Go Set a Watchman is the #1 best-selling novel in America, and it has broken so many people’s hearts. The reason is Atticus Finch.
In author Harper Lee’s earlier novel, To Kill a Mockingbird, published in 1961, the character Atticus Finch is drawn by Lee as this good-hearted, ethical lawyer who fights bigotry in his hometown in the Deep South.
To Kill a Mockingbird won a Pulitzer Prize and is taught in many classrooms today. And many people consider Atticus Finch to be a role model.
Now comes this new book by Lee, which turns out to be an earlier draft of To Kill a Mockingbird. Back in 1959, Lee was an unpublished novelist, 33 years old, very talented, and pretty much listening to her editor, Tay Hohoff, tell her she should re-write her draft because the way she had it would not fly very well.

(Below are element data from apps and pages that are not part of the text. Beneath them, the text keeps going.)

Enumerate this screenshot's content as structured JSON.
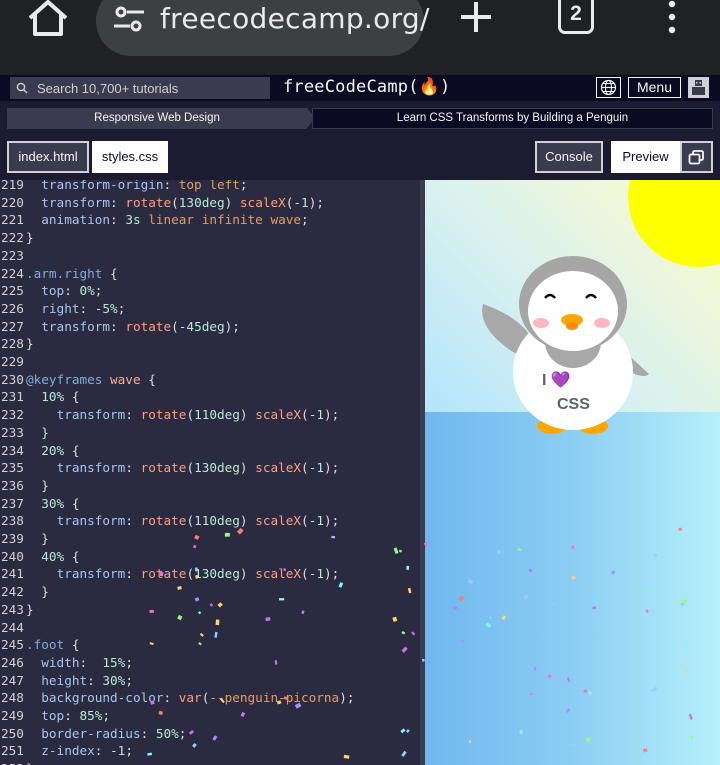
{
  "browser": {
    "url": "freecodecamp.org/",
    "tab_count": "2",
    "icons": [
      "home-icon",
      "tune-icon",
      "plus-icon",
      "tab-switcher-icon",
      "more-vert-icon"
    ]
  },
  "nav": {
    "search_placeholder": "Search 10,700+ tutorials",
    "brand": "freeCodeCamp(🔥)",
    "menu_label": "Menu"
  },
  "breadcrumb": {
    "course": "Responsive Web Design",
    "project": "Learn CSS Transforms by Building a Penguin"
  },
  "tabs": {
    "index": "index.html",
    "styles": "styles.css",
    "console": "Console",
    "preview": "Preview"
  },
  "editor": {
    "lines": [
      {
        "n": "219",
        "t": [
          [
            "  ",
            ""
          ],
          [
            "transform-origin",
            "t-prop"
          ],
          [
            ": ",
            "t-p"
          ],
          [
            "top left",
            "t-kw"
          ],
          [
            ";",
            "t-p"
          ]
        ]
      },
      {
        "n": "220",
        "t": [
          [
            "  ",
            ""
          ],
          [
            "transform",
            "t-prop"
          ],
          [
            ": ",
            "t-p"
          ],
          [
            "rotate",
            "t-fn"
          ],
          [
            "(",
            "t-p"
          ],
          [
            "130deg",
            "t-num"
          ],
          [
            ") ",
            "t-p"
          ],
          [
            "scaleX",
            "t-fn"
          ],
          [
            "(",
            "t-p"
          ],
          [
            "-1",
            "t-num"
          ],
          [
            ");",
            "t-p"
          ]
        ]
      },
      {
        "n": "221",
        "t": [
          [
            "  ",
            ""
          ],
          [
            "animation",
            "t-prop"
          ],
          [
            ": ",
            "t-p"
          ],
          [
            "3s",
            "t-num"
          ],
          [
            " ",
            "t-p"
          ],
          [
            "linear infinite wave",
            "t-kw"
          ],
          [
            ";",
            "t-p"
          ]
        ]
      },
      {
        "n": "222",
        "t": [
          [
            "}",
            "t-p"
          ]
        ]
      },
      {
        "n": "223",
        "t": []
      },
      {
        "n": "224",
        "t": [
          [
            ".arm.right",
            "t-sel"
          ],
          [
            " {",
            "t-p"
          ]
        ]
      },
      {
        "n": "225",
        "t": [
          [
            "  ",
            ""
          ],
          [
            "top",
            "t-prop"
          ],
          [
            ": ",
            "t-p"
          ],
          [
            "0%",
            "t-num"
          ],
          [
            ";",
            "t-p"
          ]
        ]
      },
      {
        "n": "226",
        "t": [
          [
            "  ",
            ""
          ],
          [
            "right",
            "t-prop"
          ],
          [
            ": ",
            "t-p"
          ],
          [
            "-5%",
            "t-num"
          ],
          [
            ";",
            "t-p"
          ]
        ]
      },
      {
        "n": "227",
        "t": [
          [
            "  ",
            ""
          ],
          [
            "transform",
            "t-prop"
          ],
          [
            ": ",
            "t-p"
          ],
          [
            "rotate",
            "t-fn"
          ],
          [
            "(",
            "t-p"
          ],
          [
            "-45deg",
            "t-num"
          ],
          [
            ");",
            "t-p"
          ]
        ]
      },
      {
        "n": "228",
        "t": [
          [
            "}",
            "t-p"
          ]
        ]
      },
      {
        "n": "229",
        "t": []
      },
      {
        "n": "230",
        "t": [
          [
            "@keyframes",
            "t-at"
          ],
          [
            " ",
            "t-p"
          ],
          [
            "wave",
            "t-name"
          ],
          [
            " {",
            "t-p"
          ]
        ]
      },
      {
        "n": "231",
        "t": [
          [
            "  ",
            ""
          ],
          [
            "10%",
            "t-num"
          ],
          [
            " {",
            "t-p"
          ]
        ]
      },
      {
        "n": "232",
        "t": [
          [
            "    ",
            ""
          ],
          [
            "transform",
            "t-prop"
          ],
          [
            ": ",
            "t-p"
          ],
          [
            "rotate",
            "t-fn"
          ],
          [
            "(",
            "t-p"
          ],
          [
            "110deg",
            "t-num"
          ],
          [
            ") ",
            "t-p"
          ],
          [
            "scaleX",
            "t-fn"
          ],
          [
            "(",
            "t-p"
          ],
          [
            "-1",
            "t-num"
          ],
          [
            ");",
            "t-p"
          ]
        ]
      },
      {
        "n": "233",
        "t": [
          [
            "  }",
            "t-p"
          ]
        ]
      },
      {
        "n": "234",
        "t": [
          [
            "  ",
            ""
          ],
          [
            "20%",
            "t-num"
          ],
          [
            " {",
            "t-p"
          ]
        ]
      },
      {
        "n": "235",
        "t": [
          [
            "    ",
            ""
          ],
          [
            "transform",
            "t-prop"
          ],
          [
            ": ",
            "t-p"
          ],
          [
            "rotate",
            "t-fn"
          ],
          [
            "(",
            "t-p"
          ],
          [
            "130deg",
            "t-num"
          ],
          [
            ") ",
            "t-p"
          ],
          [
            "scaleX",
            "t-fn"
          ],
          [
            "(",
            "t-p"
          ],
          [
            "-1",
            "t-num"
          ],
          [
            ");",
            "t-p"
          ]
        ]
      },
      {
        "n": "236",
        "t": [
          [
            "  }",
            "t-p"
          ]
        ]
      },
      {
        "n": "237",
        "t": [
          [
            "  ",
            ""
          ],
          [
            "30%",
            "t-num"
          ],
          [
            " {",
            "t-p"
          ]
        ]
      },
      {
        "n": "238",
        "t": [
          [
            "    ",
            ""
          ],
          [
            "transform",
            "t-prop"
          ],
          [
            ": ",
            "t-p"
          ],
          [
            "rotate",
            "t-fn"
          ],
          [
            "(",
            "t-p"
          ],
          [
            "110deg",
            "t-num"
          ],
          [
            ") ",
            "t-p"
          ],
          [
            "scaleX",
            "t-fn"
          ],
          [
            "(",
            "t-p"
          ],
          [
            "-1",
            "t-num"
          ],
          [
            ");",
            "t-p"
          ]
        ]
      },
      {
        "n": "239",
        "t": [
          [
            "  }",
            "t-p"
          ]
        ]
      },
      {
        "n": "240",
        "t": [
          [
            "  ",
            ""
          ],
          [
            "40%",
            "t-num"
          ],
          [
            " {",
            "t-p"
          ]
        ]
      },
      {
        "n": "241",
        "t": [
          [
            "    ",
            ""
          ],
          [
            "transform",
            "t-prop"
          ],
          [
            ": ",
            "t-p"
          ],
          [
            "rotate",
            "t-fn"
          ],
          [
            "(",
            "t-p"
          ],
          [
            "130deg",
            "t-num"
          ],
          [
            ") ",
            "t-p"
          ],
          [
            "scaleX",
            "t-fn"
          ],
          [
            "(",
            "t-p"
          ],
          [
            "-1",
            "t-num"
          ],
          [
            ");",
            "t-p"
          ]
        ]
      },
      {
        "n": "242",
        "t": [
          [
            "  }",
            "t-p"
          ]
        ]
      },
      {
        "n": "243",
        "t": [
          [
            "}",
            "t-p"
          ]
        ]
      },
      {
        "n": "244",
        "t": []
      },
      {
        "n": "245",
        "t": [
          [
            ".foot",
            "t-sel"
          ],
          [
            " {",
            "t-p"
          ]
        ]
      },
      {
        "n": "246",
        "t": [
          [
            "  ",
            ""
          ],
          [
            "width",
            "t-prop"
          ],
          [
            ":  ",
            "t-p"
          ],
          [
            "15%",
            "t-num"
          ],
          [
            ";",
            "t-p"
          ]
        ]
      },
      {
        "n": "247",
        "t": [
          [
            "  ",
            ""
          ],
          [
            "height",
            "t-prop"
          ],
          [
            ": ",
            "t-p"
          ],
          [
            "30%",
            "t-num"
          ],
          [
            ";",
            "t-p"
          ]
        ]
      },
      {
        "n": "248",
        "t": [
          [
            "  ",
            ""
          ],
          [
            "background-color",
            "t-prop"
          ],
          [
            ": ",
            "t-p"
          ],
          [
            "var",
            "t-fn"
          ],
          [
            "(",
            "t-p"
          ],
          [
            "--penguin-picorna",
            "t-kw"
          ],
          [
            ");",
            "t-p"
          ]
        ]
      },
      {
        "n": "249",
        "t": [
          [
            "  ",
            ""
          ],
          [
            "top",
            "t-prop"
          ],
          [
            ": ",
            "t-p"
          ],
          [
            "85%",
            "t-num"
          ],
          [
            ";",
            "t-p"
          ]
        ]
      },
      {
        "n": "250",
        "t": [
          [
            "  ",
            ""
          ],
          [
            "border-radius",
            "t-prop"
          ],
          [
            ": ",
            "t-p"
          ],
          [
            "50%",
            "t-num"
          ],
          [
            ";",
            "t-p"
          ]
        ]
      },
      {
        "n": "251",
        "t": [
          [
            "  ",
            ""
          ],
          [
            "z-index",
            "t-prop"
          ],
          [
            ": ",
            "t-p"
          ],
          [
            "-1",
            "t-num"
          ],
          [
            ";",
            "t-p"
          ]
        ]
      },
      {
        "n": "252",
        "t": [
          [
            "}",
            "t-p"
          ]
        ]
      }
    ]
  },
  "preview": {
    "penguin_text_1": "I 💜",
    "penguin_text_2": "CSS",
    "colors": {
      "sun": "#ffff00",
      "penguin_gray": "#9e9e9e",
      "penguin_white": "#ffffff",
      "beak_feet": "#ffa500",
      "cheeks": "#ffb6c1"
    }
  }
}
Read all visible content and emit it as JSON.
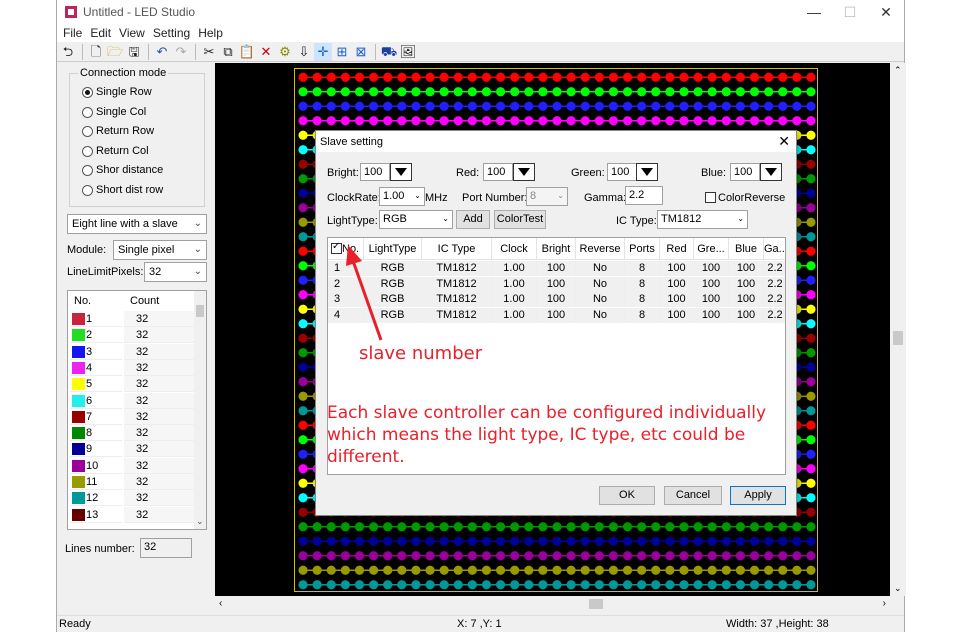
{
  "window": {
    "title": "Untitled - LED Studio",
    "min": "—",
    "max": "☐",
    "close": "✕"
  },
  "menu": [
    "File",
    "Edit",
    "View",
    "Setting",
    "Help"
  ],
  "connection": {
    "legend": "Connection mode",
    "options": [
      "Single Row",
      "Single Col",
      "Return Row",
      "Return Col",
      "Shor distance",
      "Short dist row"
    ],
    "selected_index": 0
  },
  "slave_mode": "Eight line with a slave",
  "module": {
    "label": "Module:",
    "value": "Single pixel"
  },
  "line_limit": {
    "label": "LineLimitPixels:",
    "value": "32"
  },
  "count_list": {
    "headers": [
      "No.",
      "Count"
    ],
    "rows": [
      {
        "no": "1",
        "count": "32",
        "color": "#c8243c"
      },
      {
        "no": "2",
        "count": "32",
        "color": "#22dd22"
      },
      {
        "no": "3",
        "count": "32",
        "color": "#1515ee"
      },
      {
        "no": "4",
        "count": "32",
        "color": "#ee22ee"
      },
      {
        "no": "5",
        "count": "32",
        "color": "#ffff00"
      },
      {
        "no": "6",
        "count": "32",
        "color": "#22eeee"
      },
      {
        "no": "7",
        "count": "32",
        "color": "#990000"
      },
      {
        "no": "8",
        "count": "32",
        "color": "#008800"
      },
      {
        "no": "9",
        "count": "32",
        "color": "#000099"
      },
      {
        "no": "10",
        "count": "32",
        "color": "#990099"
      },
      {
        "no": "11",
        "count": "32",
        "color": "#999900"
      },
      {
        "no": "12",
        "count": "32",
        "color": "#009999"
      },
      {
        "no": "13",
        "count": "32",
        "color": "#660000"
      }
    ]
  },
  "lines_number": {
    "label": "Lines number:",
    "value": "32"
  },
  "canvas": {
    "row_colors": [
      "#ff0000",
      "#00ff00",
      "#2020ff",
      "#ff00ff",
      "#ffff00",
      "#00ffff",
      "#990000",
      "#009900",
      "#000099",
      "#990099",
      "#999900",
      "#009999",
      "#ff0000",
      "#00ff00",
      "#2020ff",
      "#ff00ff",
      "#ffff00",
      "#00ffff",
      "#990000",
      "#009900",
      "#000099",
      "#990099",
      "#999900",
      "#009999",
      "#ff0000",
      "#00ff00",
      "#2020ff",
      "#ff00ff",
      "#ffff00",
      "#00ffff",
      "#990000",
      "#009900",
      "#000099",
      "#990099",
      "#999900",
      "#009999"
    ]
  },
  "status": {
    "left": "Ready",
    "mid": "X: 7 ,Y: 1",
    "right": "Width: 37 ,Height: 38"
  },
  "dialog": {
    "title": "Slave setting",
    "bright": {
      "label": "Bright:",
      "value": "100"
    },
    "red": {
      "label": "Red:",
      "value": "100"
    },
    "green": {
      "label": "Green:",
      "value": "100"
    },
    "blue": {
      "label": "Blue:",
      "value": "100"
    },
    "clockrate": {
      "label": "ClockRate:",
      "value": "1.00",
      "unit": "MHz"
    },
    "port_number": {
      "label": "Port Number:",
      "value": "8"
    },
    "gamma": {
      "label": "Gamma:",
      "value": "2.2"
    },
    "color_reverse": "ColorReverse",
    "lighttype": {
      "label": "LightType:",
      "value": "RGB"
    },
    "add": "Add",
    "colortest": "ColorTest",
    "ictype": {
      "label": "IC Type:",
      "value": "TM1812"
    },
    "table": {
      "headers": [
        "No.",
        "LightType",
        "IC Type",
        "Clock",
        "Bright",
        "Reverse",
        "Ports",
        "Red",
        "Gre...",
        "Blue",
        "Ga..."
      ],
      "rows": [
        [
          "1",
          "RGB",
          "TM1812",
          "1.00",
          "100",
          "No",
          "8",
          "100",
          "100",
          "100",
          "2.2"
        ],
        [
          "2",
          "RGB",
          "TM1812",
          "1.00",
          "100",
          "No",
          "8",
          "100",
          "100",
          "100",
          "2.2"
        ],
        [
          "3",
          "RGB",
          "TM1812",
          "1.00",
          "100",
          "No",
          "8",
          "100",
          "100",
          "100",
          "2.2"
        ],
        [
          "4",
          "RGB",
          "TM1812",
          "1.00",
          "100",
          "No",
          "8",
          "100",
          "100",
          "100",
          "2.2"
        ]
      ]
    },
    "ok": "OK",
    "cancel": "Cancel",
    "apply": "Apply"
  },
  "annotations": {
    "slave_number": "slave number",
    "note_line1": "Each slave controller can be configured individually",
    "note_line2": "which means the light type, IC type, etc could be",
    "note_line3": "different."
  }
}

In this earlier draft, Atticus is not a young lawyer but a middle-aged lawyer, and he’s very much a bigot. He has a grown daughter, who is the narrator and who is trying to come to terms with that.
Tay Hohoff’s advice is to set the plot 20 years earlier. Daughter Scout is 9. And she hasn’t yet seen the full flowering of Atticus’s personality. But she is still the narrator, at 9, and thinks her dad is this wonderful person. Lee re-wrote the book with this revised new draft, it got published this new way and many millions of people read it as Atticus the innocent lawyer full of hope and determination, out to change a world full of bigots.
Two generations of Americans have grown up with Atticus as their inspiration and role model. How could Lee do this to them?
It would be like writing a new movie script in which George Bailey, the wonderful young character in It’s a Wonderful Life played by Jimmy Stewart, turns out in a sequel to be a secret high-level drug dealer.
Many people are saying today that print is dead. It’s a long way from being dead. Here’s people who do not exist except in authors’ heads, put down on paper and into films (from a Philip Van Doren Stern short story) to become icons and role models for young people and future young people unborn.
It’s been said that Harper Lee’s lawyer noticed this earlier manuscript on a table in her house in Monroeville, Alabama 20 years ago and finally got somebody to publish it. Lee never wrote another book after To Kill a Mockingbird. Now, at 89 years of age, she is persuaded by others to let this earlier manuscript be published as her “second” book.
It would have been better for America if back in 1959 she’d thrown this earlier manuscript into the fire, like many other authors with bad ideas did. There were no copy machines then. There was carbon paper, though. Burn that, too. When it was gone, it was really gone.